Species diversity and phylogeography of Cornus kousa (Asian dogwood) captured by genomic and genic microsatellites

Ecol Evol. 2020 Jul 11;10(15):8299-8312. doi: 10.1002/ece3.6537. eCollection 2020 Aug.


Cornus kousa (Asian dogwood), an East Asia native tree, is the most economically important species of the dogwood genus, owing to its desirable horticultural traits and ability to hybridize with North America-native dogwoods. To assess the species genetic diversity and to better inform the ongoing and future breeding efforts, we assembled an herbarium and arboretum collection of 131 noncultivated C. kousa specimens. Genotyping and capillary electrophoresis analyses of our C. kousa collection with the newly developed genic and published nuclear genomic microsatellites permitted assessment of genetic diversity and evolutionary history of the species. Regardless of the microsatellite type used, the study yielded generally similar insights into the C. kousa diversity with subtle differences deriving from and underlining the marker used. The accrued evidence pointed to the species distinct genetic pools related to the plant country of origin. This can be helpful in the development of the commercial cultivars for this important ornamental crop with increased pyramided utility traits. Analyses of the C. kousa evolutionary history using the accrued genotyping datasets pointed to an unsampled ancestor population, possibly now extinct, as per the phylogeography of the region. To our knowledge, there are few studies utilizing the same gDNA collection to compare performance of genomic and genic microsatellites. This is the first detailed report on C. kousa species diversity and evolutionary history inference.

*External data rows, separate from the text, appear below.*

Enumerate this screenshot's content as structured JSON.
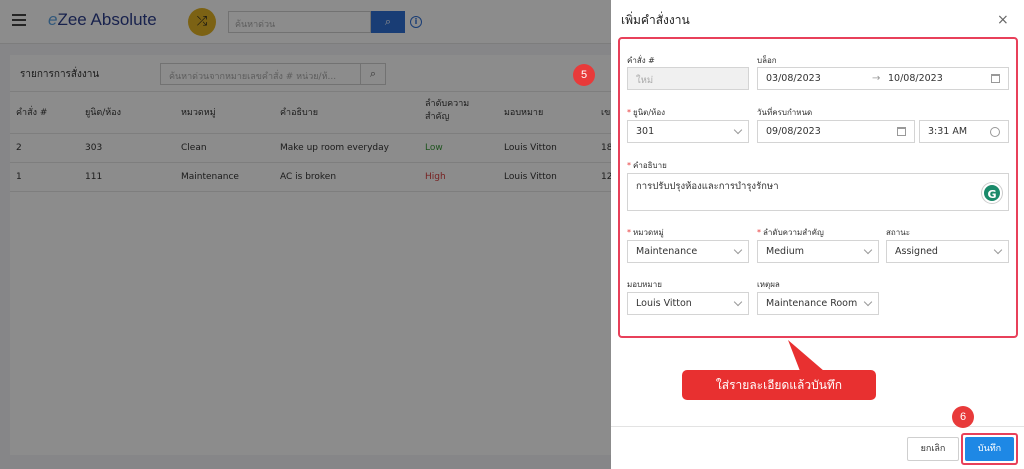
{
  "app": {
    "logo_prefix": "e",
    "logo_text": "Zee Absolute",
    "search_placeholder": "ค้นหาด่วน"
  },
  "list": {
    "title": "รายการการสั่งงาน",
    "search_placeholder": "ค้นหาด่วนจากหมายเลขคำสั่ง # หน่วย/ห้...",
    "columns": [
      "คำสั่ง #",
      "ยูนิต/ห้อง",
      "หมวดหมู่",
      "คำอธิบาย",
      "ลำดับความ",
      "สำคัญ",
      "มอบหมาย",
      "เข"
    ],
    "rows": [
      {
        "order": "2",
        "unit": "303",
        "category": "Clean",
        "description": "Make up room everyday",
        "priority": "Low",
        "assignee": "Louis Vitton",
        "extra": "18"
      },
      {
        "order": "1",
        "unit": "111",
        "category": "Maintenance",
        "description": "AC is broken",
        "priority": "High",
        "assignee": "Louis Vitton",
        "extra": "12"
      }
    ]
  },
  "steps": {
    "step5": "5",
    "step6": "6"
  },
  "drawer": {
    "title": "เพิ่มคำสั่งงาน",
    "close": "×",
    "order_label": "คำสั่ง #",
    "order_value": "ใหม่",
    "block_label": "บล็อก",
    "block_from": "03/08/2023",
    "block_arrow": "→",
    "block_to": "10/08/2023",
    "unit_label": "ยูนิต/ห้อง",
    "unit_value": "301",
    "due_label": "วันที่ครบกำหนด",
    "due_date": "09/08/2023",
    "due_time": "3:31 AM",
    "desc_label": "คำอธิบาย",
    "desc_value": "การปรับปรุงห้องและการบำรุงรักษา",
    "grammarly": "G",
    "category_label": "หมวดหมู่",
    "category_value": "Maintenance",
    "priority_label": "ลำดับความสำคัญ",
    "priority_value": "Medium",
    "status_label": "สถานะ",
    "status_value": "Assigned",
    "assignee_label": "มอบหมาย",
    "assignee_value": "Louis Vitton",
    "reason_label": "เหตุผล",
    "reason_value": "Maintenance Room",
    "required_mark": "*",
    "cancel_label": "ยกเลิก",
    "save_label": "บันทึก"
  },
  "callout": {
    "text": "ใส่รายละเอียดแล้วบันทึก"
  },
  "colors": {
    "accent": "#1e88e5",
    "highlight": "#e8405a",
    "brand": "#2d3e8c"
  }
}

Keywords: dogwoods; evolutionary history; plant species diversity; population genetics.